The Federal Deposit Insurance Corporation disclosed Tuesday it has opened more than 200 civil cases against former bank officers, directors and outside third parties over bank failures and possible mortgage fraud.

The bank regulator said its board had approved civil cases against more than 80 former banks directors and officers of failed firms; the cases are aimed at recovering about $2 billion. 

An FDIC spokesman said the agency also has opened 191 mortgage malpractice or fraud cases, mainly against outside attorneys, accountants, appraisers, brokers and others.

“There will be many more (cases),” FDIC Chairman Sheila Bair said at a briefing for reporters.

The FDIC is seeking to recover some of the billions it spent to takeover banks that failed in the financial crisis, in no small part because of bad mortgage lending.

The agency has already filed two lawsuits against former bank officers and directors. One involves four directors and officers at the former home building division of IndyMac, which failed in 2008. The other is against 11 directors and officers at Heritage Community Bank in Illinois; Heritage failed in 2009.

Bair declined to comment on 50 criminal cases opened separately by the inspector general of the FDIC and the FBI against former bank executives and directors.

In the savings and loan crisis of the 1980s and 1990s, federal officials prosecuted about 1,850 bank officers, directors and employees, according to the Wall Street Journal.
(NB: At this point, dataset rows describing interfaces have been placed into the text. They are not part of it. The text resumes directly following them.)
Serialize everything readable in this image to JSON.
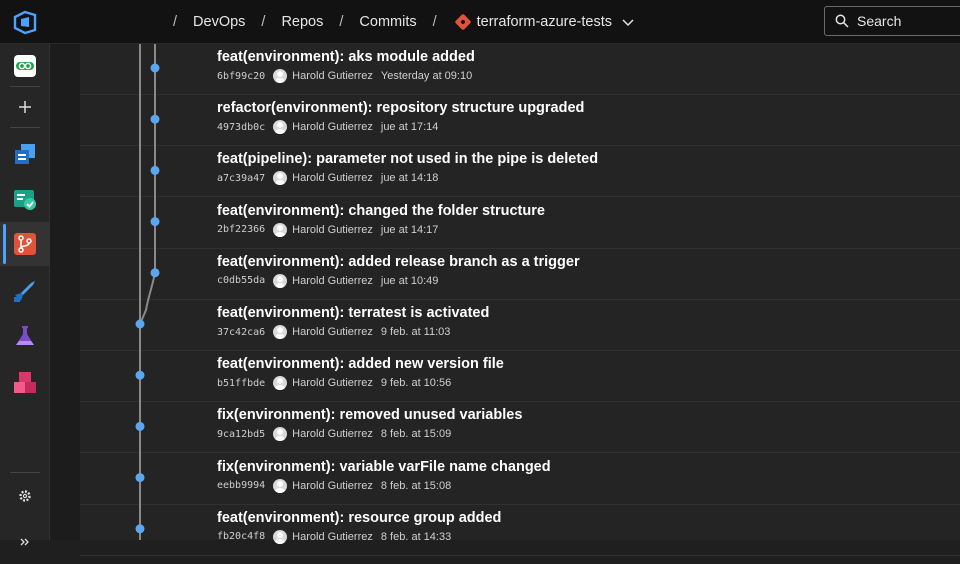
{
  "header": {
    "breadcrumbs": [
      "DevOps",
      "Repos",
      "Commits"
    ],
    "repo_name": "terraform-azure-tests",
    "search_label": "Search"
  },
  "sidebar": {
    "items": [
      "azure-devops-logo",
      "org-icon",
      "add-icon",
      "boards-icon",
      "test-plans-icon",
      "repos-icon",
      "pipelines-icon",
      "test-flask-icon",
      "artifacts-icon",
      "settings-icon",
      "collapse-icon"
    ]
  },
  "commits": [
    {
      "message": "feat(environment): aks module added",
      "hash": "6bf99c20",
      "author": "Harold Gutierrez",
      "date": "Yesterday at 09:10"
    },
    {
      "message": "refactor(environment): repository structure upgraded",
      "hash": "4973db0c",
      "author": "Harold Gutierrez",
      "date": "jue at 17:14"
    },
    {
      "message": "feat(pipeline): parameter not used in the pipe is deleted",
      "hash": "a7c39a47",
      "author": "Harold Gutierrez",
      "date": "jue at 14:18"
    },
    {
      "message": "feat(environment):  changed the folder structure",
      "hash": "2bf22366",
      "author": "Harold Gutierrez",
      "date": "jue at 14:17"
    },
    {
      "message": "feat(environment):  added release branch as a trigger",
      "hash": "c0db55da",
      "author": "Harold Gutierrez",
      "date": "jue at 10:49"
    },
    {
      "message": "feat(environment):  terratest is activated",
      "hash": "37c42ca6",
      "author": "Harold Gutierrez",
      "date": "9 feb. at 11:03"
    },
    {
      "message": "feat(environment):  added new version file",
      "hash": "b51ffbde",
      "author": "Harold Gutierrez",
      "date": "9 feb. at 10:56"
    },
    {
      "message": "fix(environment):  removed unused variables",
      "hash": "9ca12bd5",
      "author": "Harold Gutierrez",
      "date": "8 feb. at 15:09"
    },
    {
      "message": "fix(environment):  variable varFile name changed",
      "hash": "eebb9994",
      "author": "Harold Gutierrez",
      "date": "8 feb. at 15:08"
    },
    {
      "message": "feat(environment):  resource group added",
      "hash": "fb20c4f8",
      "author": "Harold Gutierrez",
      "date": "8 feb. at 14:33"
    }
  ],
  "colors": {
    "graph_node": "#5aa7f0",
    "graph_line": "#8a8a8a",
    "accent": "#4ba3ff"
  }
}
More than 1,000 of them went to prison, the Journal said, and federal agencies collected $4.5 billion in claims.